[Your goal] Output the listing exactly as written, apart from its pictures.

[Extracted information]
····················

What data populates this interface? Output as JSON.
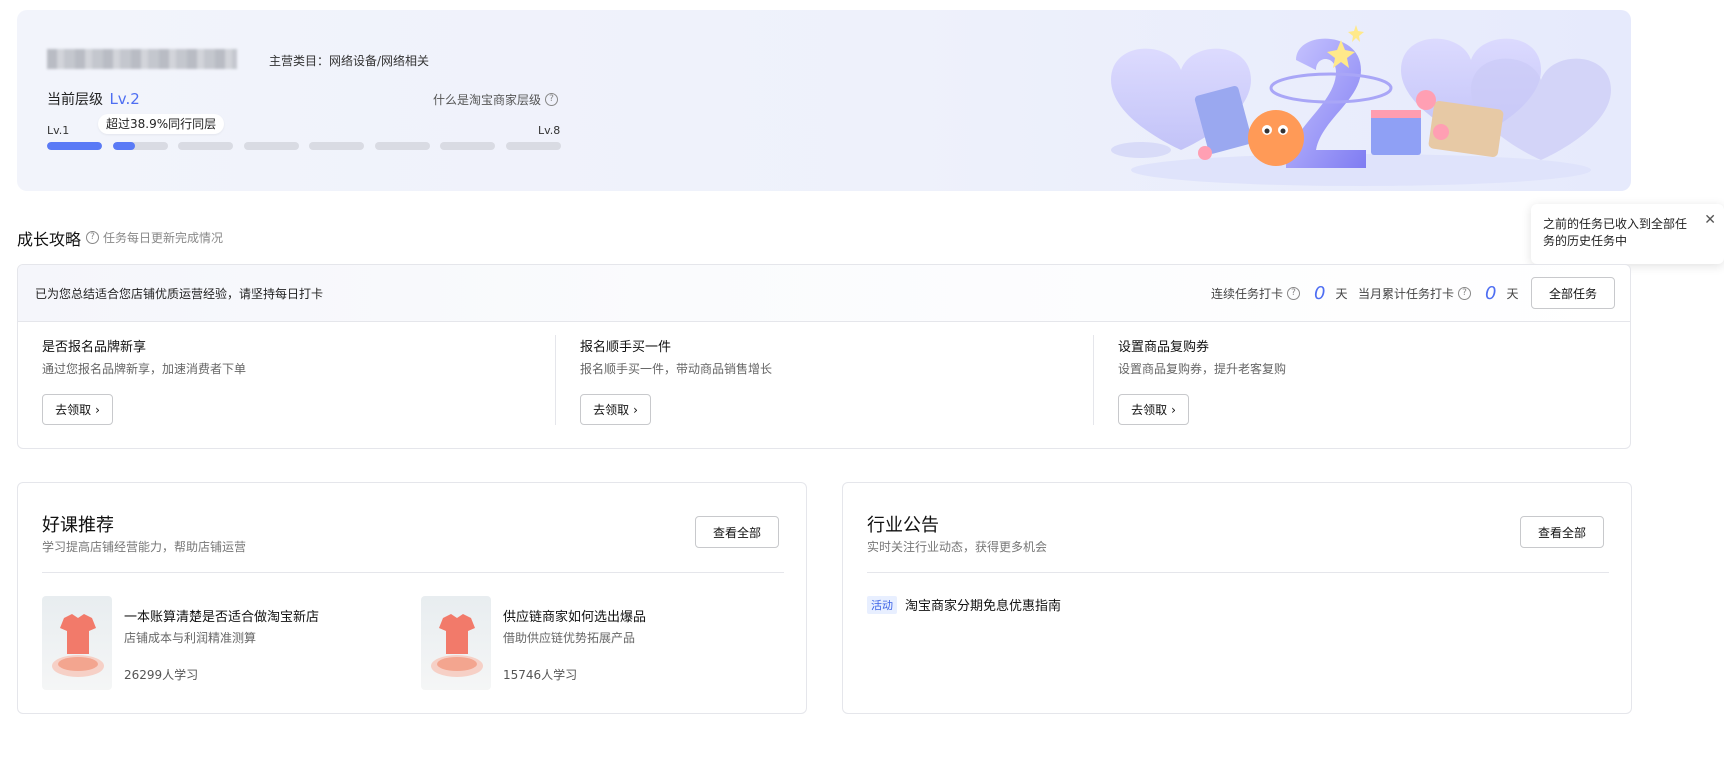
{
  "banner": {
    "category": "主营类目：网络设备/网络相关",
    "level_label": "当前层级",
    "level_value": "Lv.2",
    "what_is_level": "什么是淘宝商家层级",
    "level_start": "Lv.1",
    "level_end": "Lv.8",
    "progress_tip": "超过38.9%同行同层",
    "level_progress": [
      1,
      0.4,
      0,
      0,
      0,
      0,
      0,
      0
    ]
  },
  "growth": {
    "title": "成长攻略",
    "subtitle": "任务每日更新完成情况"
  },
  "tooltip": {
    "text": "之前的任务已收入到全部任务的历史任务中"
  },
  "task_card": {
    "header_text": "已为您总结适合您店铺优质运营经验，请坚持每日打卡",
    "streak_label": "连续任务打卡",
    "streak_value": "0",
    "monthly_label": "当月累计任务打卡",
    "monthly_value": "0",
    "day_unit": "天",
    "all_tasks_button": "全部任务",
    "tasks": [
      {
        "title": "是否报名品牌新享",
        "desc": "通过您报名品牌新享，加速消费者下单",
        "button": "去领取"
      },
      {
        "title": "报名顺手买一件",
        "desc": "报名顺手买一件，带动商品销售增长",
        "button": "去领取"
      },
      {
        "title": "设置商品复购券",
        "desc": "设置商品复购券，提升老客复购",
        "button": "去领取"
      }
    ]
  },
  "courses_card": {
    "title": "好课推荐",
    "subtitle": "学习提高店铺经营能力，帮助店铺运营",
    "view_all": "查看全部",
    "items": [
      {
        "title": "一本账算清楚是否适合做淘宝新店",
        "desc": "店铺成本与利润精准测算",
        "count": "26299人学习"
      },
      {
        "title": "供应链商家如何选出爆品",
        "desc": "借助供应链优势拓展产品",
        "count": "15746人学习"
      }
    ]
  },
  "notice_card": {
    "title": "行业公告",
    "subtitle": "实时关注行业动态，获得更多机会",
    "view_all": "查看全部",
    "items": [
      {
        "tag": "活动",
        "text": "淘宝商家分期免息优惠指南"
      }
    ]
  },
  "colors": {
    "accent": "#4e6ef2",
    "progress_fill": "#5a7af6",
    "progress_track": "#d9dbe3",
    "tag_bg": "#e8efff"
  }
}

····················

[Expected output]
What data populates this interface? Output as JSON.
{
  "banner": {
    "category": "主营类目：网络设备/网络相关",
    "level_label": "当前层级",
    "level_value": "Lv.2",
    "what_is_level": "什么是淘宝商家层级",
    "level_start": "Lv.1",
    "level_end": "Lv.8",
    "progress_tip": "超过38.9%同行同层",
    "level_progress": [
      1,
      0.4,
      0,
      0,
      0,
      0,
      0,
      0
    ]
  },
  "growth": {
    "title": "成长攻略",
    "subtitle": "任务每日更新完成情况"
  },
  "tooltip": {
    "text": "之前的任务已收入到全部任务的历史任务中"
  },
  "task_card": {
    "header_text": "已为您总结适合您店铺优质运营经验，请坚持每日打卡",
    "streak_label": "连续任务打卡",
    "streak_value": "0",
    "monthly_label": "当月累计任务打卡",
    "monthly_value": "0",
    "day_unit": "天",
    "all_tasks_button": "全部任务",
    "tasks": [
      {
        "title": "是否报名品牌新享",
        "desc": "通过您报名品牌新享，加速消费者下单",
        "button": "去领取"
      },
      {
        "title": "报名顺手买一件",
        "desc": "报名顺手买一件，带动商品销售增长",
        "button": "去领取"
      },
      {
        "title": "设置商品复购券",
        "desc": "设置商品复购券，提升老客复购",
        "button": "去领取"
      }
    ]
  },
  "courses_card": {
    "title": "好课推荐",
    "subtitle": "学习提高店铺经营能力，帮助店铺运营",
    "view_all": "查看全部",
    "items": [
      {
        "title": "一本账算清楚是否适合做淘宝新店",
        "desc": "店铺成本与利润精准测算",
        "count": "26299人学习"
      },
      {
        "title": "供应链商家如何选出爆品",
        "desc": "借助供应链优势拓展产品",
        "count": "15746人学习"
      }
    ]
  },
  "notice_card": {
    "title": "行业公告",
    "subtitle": "实时关注行业动态，获得更多机会",
    "view_all": "查看全部",
    "items": [
      {
        "tag": "活动",
        "text": "淘宝商家分期免息优惠指南"
      }
    ]
  },
  "colors": {
    "accent": "#4e6ef2",
    "progress_fill": "#5a7af6",
    "progress_track": "#d9dbe3",
    "tag_bg": "#e8efff"
  }
}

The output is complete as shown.